CTO CEO Chris Gladwin told ZDNet last week "general availability" is scheduled for March 31, but also emphasized the slow, steady build necessary to make the system happen. (Gladwin is shown playing poker at Crain's Chicago Business.)
"It's not like graphic software, where you announce and ship. Building a dispersed storage network is like building an Internet. A sequence of partners must provide service. We've been testing for years."
Partly because its development is like watching paint dry, releases like the one Cleversafe put out February 19, announcing delivery of its first commercial products, aren't getting a lot of play.
Instead, Gladwin and his team are "focusing on getting initial customers to have a positive experience." A few large clients, storing 1-5 Petabytes of data each, should drive word of mouth and a slow build of profitable sales.
Gladwin likened the 19th's announcement to "the equivalent of Cisco and Juniper's product." As with those companies Cleversafe is delivering dispersed data routers which provide management and features for the larger data service offering.
"We've been developing an open source protocol for dispersed storage for years. Other companies will integrate it and sell it through re-sellers," he said of the company's business model.

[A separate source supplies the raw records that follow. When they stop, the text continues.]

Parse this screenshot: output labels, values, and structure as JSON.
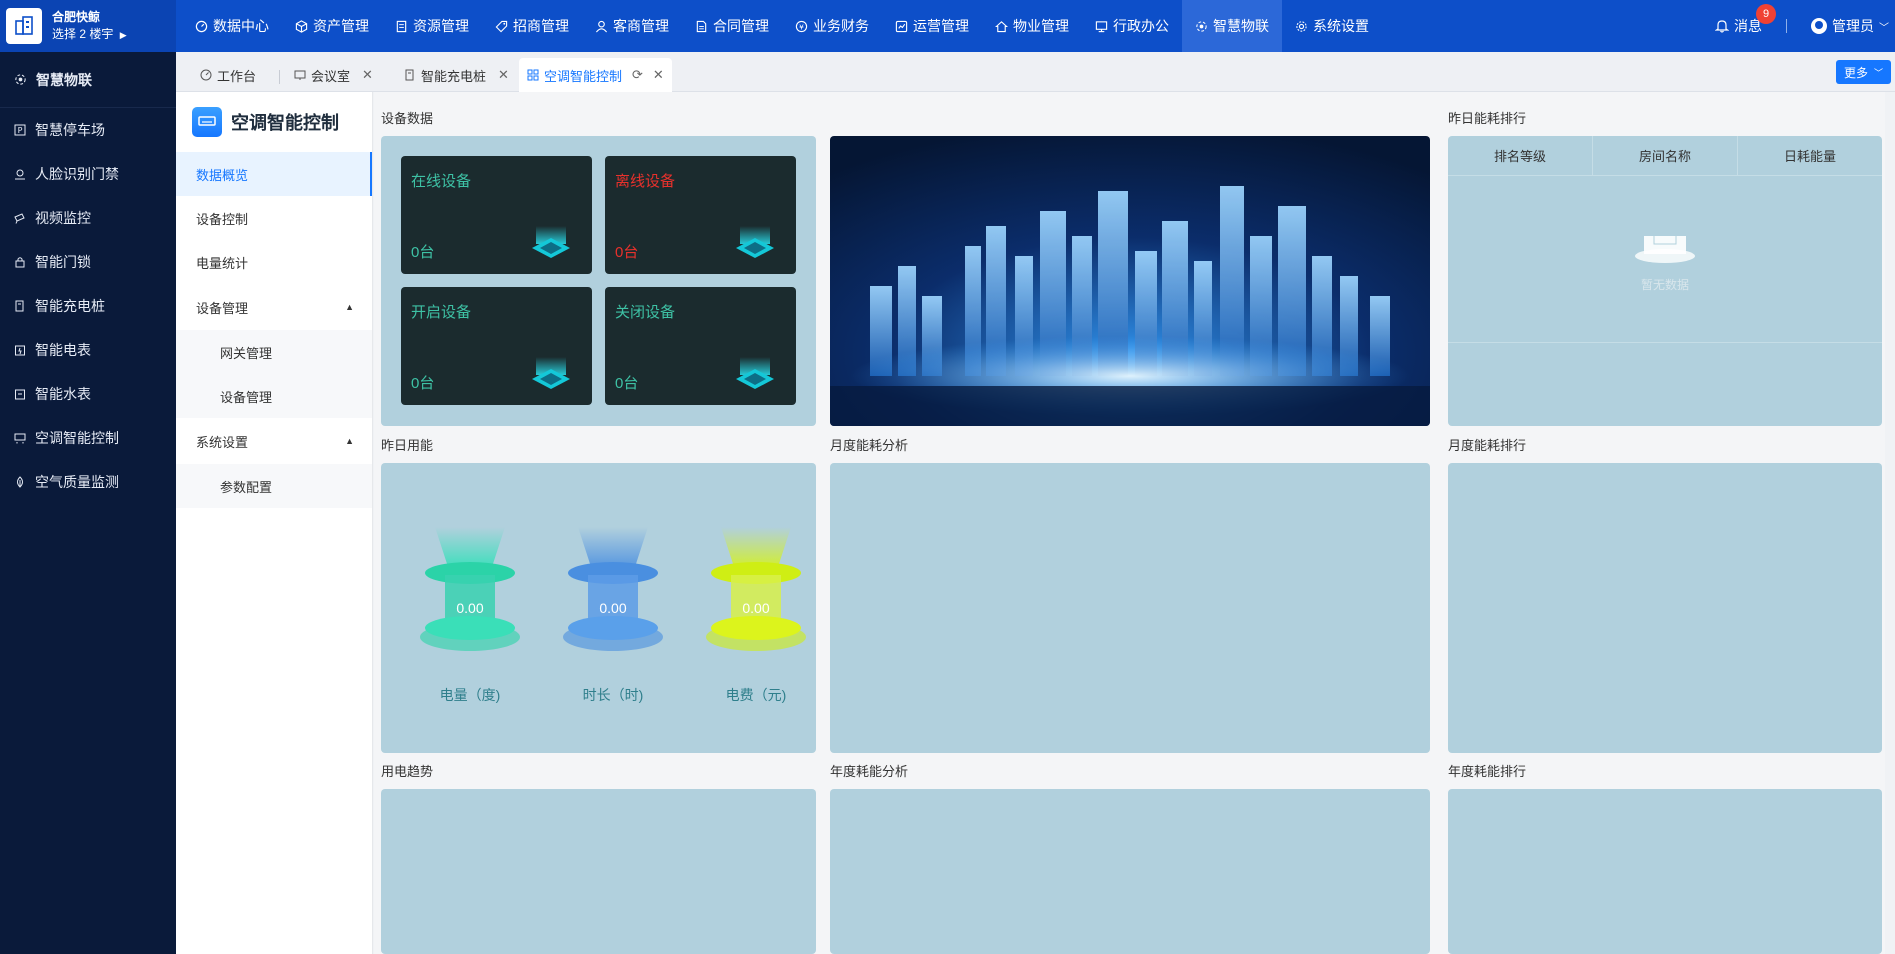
{
  "brand": {
    "name": "合肥快鲸",
    "sub": "选择 2 楼宇"
  },
  "nav": [
    {
      "label": "数据中心",
      "icon": "dashboard-icon"
    },
    {
      "label": "资产管理",
      "icon": "cube-icon"
    },
    {
      "label": "资源管理",
      "icon": "document-icon"
    },
    {
      "label": "招商管理",
      "icon": "tag-icon"
    },
    {
      "label": "客商管理",
      "icon": "user-icon"
    },
    {
      "label": "合同管理",
      "icon": "contract-icon"
    },
    {
      "label": "业务财务",
      "icon": "coin-icon"
    },
    {
      "label": "运营管理",
      "icon": "chart-icon"
    },
    {
      "label": "物业管理",
      "icon": "home-icon"
    },
    {
      "label": "行政办公",
      "icon": "monitor-icon"
    },
    {
      "label": "智慧物联",
      "icon": "iot-icon"
    },
    {
      "label": "系统设置",
      "icon": "gear-icon"
    }
  ],
  "top_right": {
    "message": "消息",
    "badge": "9",
    "user": "管理员"
  },
  "sidebar": {
    "header": "智慧物联",
    "items": [
      "智慧停车场",
      "人脸识别门禁",
      "视频监控",
      "智能门锁",
      "智能充电桩",
      "智能电表",
      "智能水表",
      "空调智能控制",
      "空气质量监测"
    ]
  },
  "tabs": [
    {
      "label": "工作台"
    },
    {
      "label": "会议室"
    },
    {
      "label": "智能充电桩"
    },
    {
      "label": "空调智能控制"
    }
  ],
  "more_label": "更多",
  "submenu": {
    "title": "空调智能控制",
    "overview": "数据概览",
    "control": "设备控制",
    "power_stats": "电量统计",
    "device_mgmt": "设备管理",
    "gateway_mgmt": "网关管理",
    "device_mgmt_child": "设备管理",
    "system_settings": "系统设置",
    "param_config": "参数配置"
  },
  "panels": {
    "device_data": "设备数据",
    "yesterday_rank": "昨日能耗排行",
    "yesterday_usage": "昨日用能",
    "monthly_analysis": "月度能耗分析",
    "monthly_rank": "月度能耗排行",
    "trend": "用电趋势",
    "annual_analysis": "年度耗能分析",
    "annual_rank": "年度耗能排行"
  },
  "devices": {
    "online": {
      "label": "在线设备",
      "value": "0台"
    },
    "offline": {
      "label": "离线设备",
      "value": "0台"
    },
    "on": {
      "label": "开启设备",
      "value": "0台"
    },
    "off": {
      "label": "关闭设备",
      "value": "0台"
    }
  },
  "rank_table": {
    "col1": "排名等级",
    "col2": "房间名称",
    "col3": "日耗能量",
    "empty": "暂无数据"
  },
  "usage": {
    "power": {
      "value": "0.00",
      "label": "电量（度)"
    },
    "duration": {
      "value": "0.00",
      "label": "时长（时)"
    },
    "fee": {
      "value": "0.00",
      "label": "电费（元)"
    }
  },
  "colors": {
    "primary": "#0d4fc9",
    "sidebar": "#0a1a3a",
    "panel": "#b1d0dd",
    "teal": "#3ec2a5",
    "red": "#e8312c"
  }
}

"You can buy these products and build your own dispersed storage network. You can hire someone to build a private dispersed storage network. A lot of people had these early with the Internet. There are hosting companies who are our partners and will do that. The third option is you can buy dispersed storage as a service.
"It's all the same to us, because we're the equipment provider. In each case we sell a family of appliances. One is a
slice store Slicestor which stores slices, and an accessor which is a gateway that lets you reach the dispersed network. We're supporting iSCSI today and a block interface. It looks to you like a hard drive. The third product is a manager box you can run the network on."
Where is the open source story? "The core protocol is open source. The ability to build a basic dispersed network is part of the open source release. There are additional features, like management, that are only in the commercial product."
And what does the commercial product look like?
"If you opened a
slice store Slicestor you would see Barracuda 700 Gig drives and a low end server CPU. Part of why we're selling as appliances is it's a tuned configuration and it makes support and delivery easier. It's the box our developers have used, it's the box everyone is trained on."
So in order to deliver a service, Cleversafe hardware has to be in extensive use in the field, so you have something to point the Cleversafe software to.
While the company sells hardware, it does not give itself an exclusive. While the basic client software is open source, the company's real business is its commercial management software, which Gladwin added continues to advance.
"When we previously spoke with you we had a fixed grid width. Now it's fully configurable," he said.
"We've added the iSCSI interface, so the network appears as a drive, and every application can use it out of the box. We've also made it 500 times faster. So now it runs at the speed of a hard drive."
The storage Internet is coming, in other words. In business, as in poker, Gladwin doesn't bluff. It's just not made for TV.